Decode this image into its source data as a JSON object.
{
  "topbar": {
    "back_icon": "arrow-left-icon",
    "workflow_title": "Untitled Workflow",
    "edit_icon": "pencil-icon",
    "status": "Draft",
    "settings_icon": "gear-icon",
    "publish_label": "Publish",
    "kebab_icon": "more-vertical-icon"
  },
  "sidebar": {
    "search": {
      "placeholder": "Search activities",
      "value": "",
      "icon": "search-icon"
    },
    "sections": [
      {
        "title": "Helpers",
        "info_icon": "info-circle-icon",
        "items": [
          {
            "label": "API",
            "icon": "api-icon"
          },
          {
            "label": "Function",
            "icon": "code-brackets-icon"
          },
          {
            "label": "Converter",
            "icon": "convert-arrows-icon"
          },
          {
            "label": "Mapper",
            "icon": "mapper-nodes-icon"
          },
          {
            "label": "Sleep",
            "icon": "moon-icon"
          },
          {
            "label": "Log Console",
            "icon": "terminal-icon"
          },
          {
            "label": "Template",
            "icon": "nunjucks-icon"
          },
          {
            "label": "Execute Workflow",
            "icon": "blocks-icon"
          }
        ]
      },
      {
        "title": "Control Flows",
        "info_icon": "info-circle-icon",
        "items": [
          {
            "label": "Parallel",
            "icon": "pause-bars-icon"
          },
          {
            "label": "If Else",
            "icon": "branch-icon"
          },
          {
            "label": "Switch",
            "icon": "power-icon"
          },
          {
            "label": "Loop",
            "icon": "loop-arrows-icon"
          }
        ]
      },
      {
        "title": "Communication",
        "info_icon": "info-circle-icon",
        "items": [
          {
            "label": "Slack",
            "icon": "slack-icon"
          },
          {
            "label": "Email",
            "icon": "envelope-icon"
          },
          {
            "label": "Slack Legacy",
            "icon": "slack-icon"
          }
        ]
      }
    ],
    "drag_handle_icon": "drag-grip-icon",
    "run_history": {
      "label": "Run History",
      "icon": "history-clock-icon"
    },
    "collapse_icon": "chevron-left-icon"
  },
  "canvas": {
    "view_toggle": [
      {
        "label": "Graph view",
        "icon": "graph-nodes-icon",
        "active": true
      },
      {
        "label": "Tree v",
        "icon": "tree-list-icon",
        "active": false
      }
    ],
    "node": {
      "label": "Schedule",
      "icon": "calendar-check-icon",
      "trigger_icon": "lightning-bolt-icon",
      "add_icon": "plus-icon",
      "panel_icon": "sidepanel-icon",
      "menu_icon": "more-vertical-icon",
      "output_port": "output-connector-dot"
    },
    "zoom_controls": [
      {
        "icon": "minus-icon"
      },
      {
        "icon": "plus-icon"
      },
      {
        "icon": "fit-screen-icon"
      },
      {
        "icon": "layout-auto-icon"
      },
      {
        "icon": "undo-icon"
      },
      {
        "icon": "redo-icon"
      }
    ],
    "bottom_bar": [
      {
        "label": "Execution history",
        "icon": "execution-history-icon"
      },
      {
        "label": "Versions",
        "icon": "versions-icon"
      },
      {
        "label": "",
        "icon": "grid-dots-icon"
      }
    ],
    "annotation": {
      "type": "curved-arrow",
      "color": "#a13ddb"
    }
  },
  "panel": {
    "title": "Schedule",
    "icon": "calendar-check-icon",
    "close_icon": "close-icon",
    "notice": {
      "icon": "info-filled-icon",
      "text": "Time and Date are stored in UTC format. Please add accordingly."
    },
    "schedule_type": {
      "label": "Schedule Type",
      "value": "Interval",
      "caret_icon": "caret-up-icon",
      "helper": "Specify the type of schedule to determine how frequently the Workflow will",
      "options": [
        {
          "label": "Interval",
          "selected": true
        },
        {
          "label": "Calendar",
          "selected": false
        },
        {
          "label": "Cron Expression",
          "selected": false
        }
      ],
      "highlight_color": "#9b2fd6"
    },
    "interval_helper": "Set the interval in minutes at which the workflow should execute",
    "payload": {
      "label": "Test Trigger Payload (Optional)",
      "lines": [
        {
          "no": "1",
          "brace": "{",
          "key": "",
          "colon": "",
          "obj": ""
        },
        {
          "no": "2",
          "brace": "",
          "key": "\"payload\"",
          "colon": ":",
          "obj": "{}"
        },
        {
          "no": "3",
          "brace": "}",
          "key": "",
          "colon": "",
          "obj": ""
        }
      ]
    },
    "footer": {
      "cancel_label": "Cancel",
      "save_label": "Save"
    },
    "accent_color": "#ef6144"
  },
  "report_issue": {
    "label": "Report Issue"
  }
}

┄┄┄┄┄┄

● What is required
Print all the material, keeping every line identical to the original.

● Written response
Decode this image into its source data as a JSON object.
{
  "topbar": {
    "back_icon": "arrow-left-icon",
    "workflow_title": "Untitled Workflow",
    "edit_icon": "pencil-icon",
    "status": "Draft",
    "settings_icon": "gear-icon",
    "publish_label": "Publish",
    "kebab_icon": "more-vertical-icon"
  },
  "sidebar": {
    "search": {
      "placeholder": "Search activities",
      "value": "",
      "icon": "search-icon"
    },
    "sections": [
      {
        "title": "Helpers",
        "info_icon": "info-circle-icon",
        "items": [
          {
            "label": "API",
            "icon": "api-icon"
          },
          {
            "label": "Function",
            "icon": "code-brackets-icon"
          },
          {
            "label": "Converter",
            "icon": "convert-arrows-icon"
          },
          {
            "label": "Mapper",
            "icon": "mapper-nodes-icon"
          },
          {
            "label": "Sleep",
            "icon": "moon-icon"
          },
          {
            "label": "Log Console",
            "icon": "terminal-icon"
          },
          {
            "label": "Template",
            "icon": "nunjucks-icon"
          },
          {
            "label": "Execute Workflow",
            "icon": "blocks-icon"
          }
        ]
      },
      {
        "title": "Control Flows",
        "info_icon": "info-circle-icon",
        "items": [
          {
            "label": "Parallel",
            "icon": "pause-bars-icon"
          },
          {
            "label": "If Else",
            "icon": "branch-icon"
          },
          {
            "label": "Switch",
            "icon": "power-icon"
          },
          {
            "label": "Loop",
            "icon": "loop-arrows-icon"
          }
        ]
      },
      {
        "title": "Communication",
        "info_icon": "info-circle-icon",
        "items": [
          {
            "label": "Slack",
            "icon": "slack-icon"
          },
          {
            "label": "Email",
            "icon": "envelope-icon"
          },
          {
            "label": "Slack Legacy",
            "icon": "slack-icon"
          }
        ]
      }
    ],
    "drag_handle_icon": "drag-grip-icon",
    "run_history": {
      "label": "Run History",
      "icon": "history-clock-icon"
    },
    "collapse_icon": "chevron-left-icon"
  },
  "canvas": {
    "view_toggle": [
      {
        "label": "Graph view",
        "icon": "graph-nodes-icon",
        "active": true
      },
      {
        "label": "Tree v",
        "icon": "tree-list-icon",
        "active": false
      }
    ],
    "node": {
      "label": "Schedule",
      "icon": "calendar-check-icon",
      "trigger_icon": "lightning-bolt-icon",
      "add_icon": "plus-icon",
      "panel_icon": "sidepanel-icon",
      "menu_icon": "more-vertical-icon",
      "output_port": "output-connector-dot"
    },
    "zoom_controls": [
      {
        "icon": "minus-icon"
      },
      {
        "icon": "plus-icon"
      },
      {
        "icon": "fit-screen-icon"
      },
      {
        "icon": "layout-auto-icon"
      },
      {
        "icon": "undo-icon"
      },
      {
        "icon": "redo-icon"
      }
    ],
    "bottom_bar": [
      {
        "label": "Execution history",
        "icon": "execution-history-icon"
      },
      {
        "label": "Versions",
        "icon": "versions-icon"
      },
      {
        "label": "",
        "icon": "grid-dots-icon"
      }
    ],
    "annotation": {
      "type": "curved-arrow",
      "color": "#a13ddb"
    }
  },
  "panel": {
    "title": "Schedule",
    "icon": "calendar-check-icon",
    "close_icon": "close-icon",
    "notice": {
      "icon": "info-filled-icon",
      "text": "Time and Date are stored in UTC format. Please add accordingly."
    },
    "schedule_type": {
      "label": "Schedule Type",
      "value": "Interval",
      "caret_icon": "caret-up-icon",
      "helper": "Specify the type of schedule to determine how frequently the Workflow will",
      "options": [
        {
          "label": "Interval",
          "selected": true
        },
        {
          "label": "Calendar",
          "selected": false
        },
        {
          "label": "Cron Expression",
          "selected": false
        }
      ],
      "highlight_color": "#9b2fd6"
    },
    "interval_helper": "Set the interval in minutes at which the workflow should execute",
    "payload": {
      "label": "Test Trigger Payload (Optional)",
      "lines": [
        {
          "no": "1",
          "brace": "{",
          "key": "",
          "colon": "",
          "obj": ""
        },
        {
          "no": "2",
          "brace": "",
          "key": "\"payload\"",
          "colon": ":",
          "obj": "{}"
        },
        {
          "no": "3",
          "brace": "}",
          "key": "",
          "colon": "",
          "obj": ""
        }
      ]
    },
    "footer": {
      "cancel_label": "Cancel",
      "save_label": "Save"
    },
    "accent_color": "#ef6144"
  },
  "report_issue": {
    "label": "Report Issue"
  }
}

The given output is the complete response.